Alumni Story – Troy CrystalIPM2016-05-29T09:47:37+00:00
The Institute of Project Management has been delivering the Diploma of Project Management via the Tasmanian Government Skills Fund for three years. In this time, more than 100 learners have had the opportunity expand on their project management experiences and knowledge, and apply them in both theoretical and practical contexts.
Once such student is Troy Crystal. Prior to starting the course, Troy worked in public policy and planning, and identified a lack of formal project management skills as a hindrance to his current employment capabilities. “I started working on a planning project where I was the key supporting resource for the project manager. I quickly learned how much I didn’t know about formal project management procedures. This wasn’t a project where I could just ‘get by’ on what I already knew; I needed to know how to do it properly.”

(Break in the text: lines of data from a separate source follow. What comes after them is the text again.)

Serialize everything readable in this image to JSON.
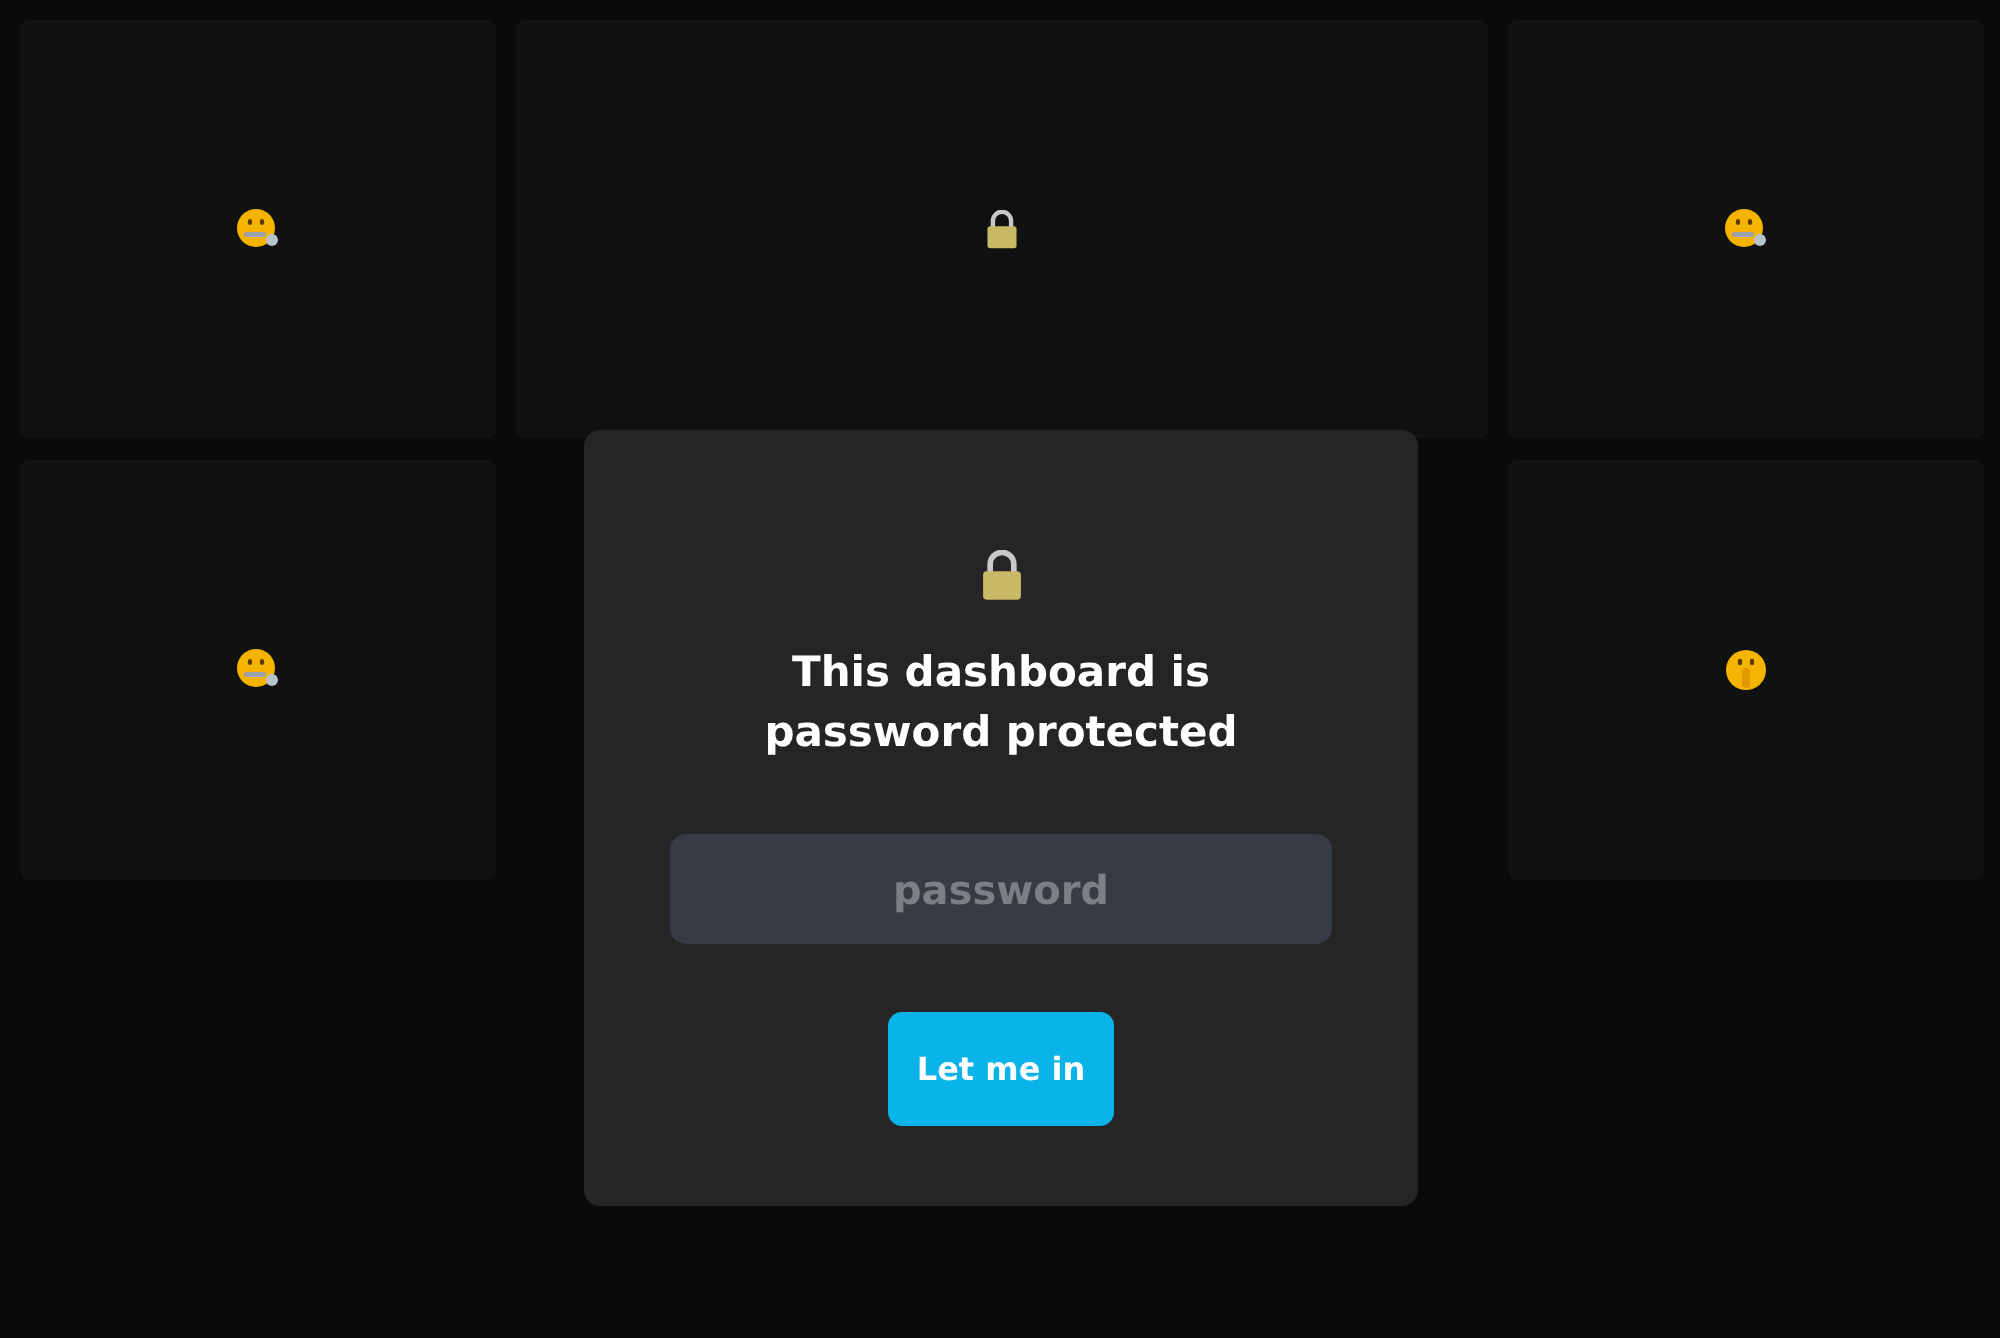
{
  "tiles": [
    {
      "kind": "zipper"
    },
    {
      "kind": "lock"
    },
    {
      "kind": "zipper"
    },
    {
      "kind": "zipper"
    },
    {
      "kind": "hush"
    }
  ],
  "dialog": {
    "title": "This dashboard is password protected",
    "password": {
      "placeholder": "password"
    },
    "button": "Let me in"
  }
}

The value of Troy studying this course was also officially recognised when an opportunity arose for a different position in his Department. The Diploma in Project Management was a complementary fit for previous study Troy had completed in environmental management (he has a Masters degree), and allowed him to make the shift into the field of environmental approvals and compliance.
“While I’m not actually a project manager, 95% of the work I do is project management. I now provide information to project managers for just about every aspect of the project management lifecycle, and knowing exactly how that lifecycle works is critical to the success of my work.”
During the course of completing the Diploma, Troy came to realise the value of the many skills sets covered in the course. “I was still studying the Diploma when I changed into my current job. Within about two weeks, I was managing the approvals on five different projects which were all in different phases of the lifecycle. I was really glad I had learnt what I had.”
When asked which components he had found useful, Troy said it was understanding the procedures around scoping and risk management reporting, as well as the importance of developing a sound contract. “I always felt that clearly articulating the scope of a project was one of the most important aspects, and having a clear documentary path for doing this has become really useful. Variations to scope can be a minefield when complying with approvals, and having evidence of what was originally scoped is vitally important to maintain.
“Risk management is bread and butter in the approval process, and knowing how to define risks and their implications to project managers – in a language they understand – ensures you’re all on the same page. If your project manager doesn’t understand how or why something is important, they often won’t include it in the contract; if they don’t include it in the contract, it will cost you time, money and multiple headaches down the track.
While the Diploma requires a significant investment of time by the learner, and a certain level of self discipline in order to make the most of the online learning environment, Troy found that he was well supported throughout the course. “It requires a bit of extra reading and research, if you really want to make the most out of it.”
Troy also suggested that when he really struggled to understand a concept, a chat to his course mentor helped him to fill the gaps and get on-track. “Kath was a big help. There were occasions where I just couldn’t get my head into the space, and since my mentor had followed my project and progress all along, she knew my background and how best to lead me in the right direction.”
Troy’s manager, Selena Dixon, noted:
“…when Troy did commence his new position in the demanding environment and heritage area, he truly hit the ground running. He continues to gain respect within his project teams because of his ability to manage several tasks at once, deliver quality outputs and meet customer expectations. His recourse to project management principles is evident and clearly underlies the way he gets things done!
Selena went on to say, “Troy can work with very experienced engineers with ease because he is familiar with the project management process, the importance of critical time constraints and operating within tight budgets. Troy has demonstrated the value that accrues to an organisation when staff members have sound project management skills, to the extent that it is a pre-requisite for his position and also a focus of professional development planning within the unit.”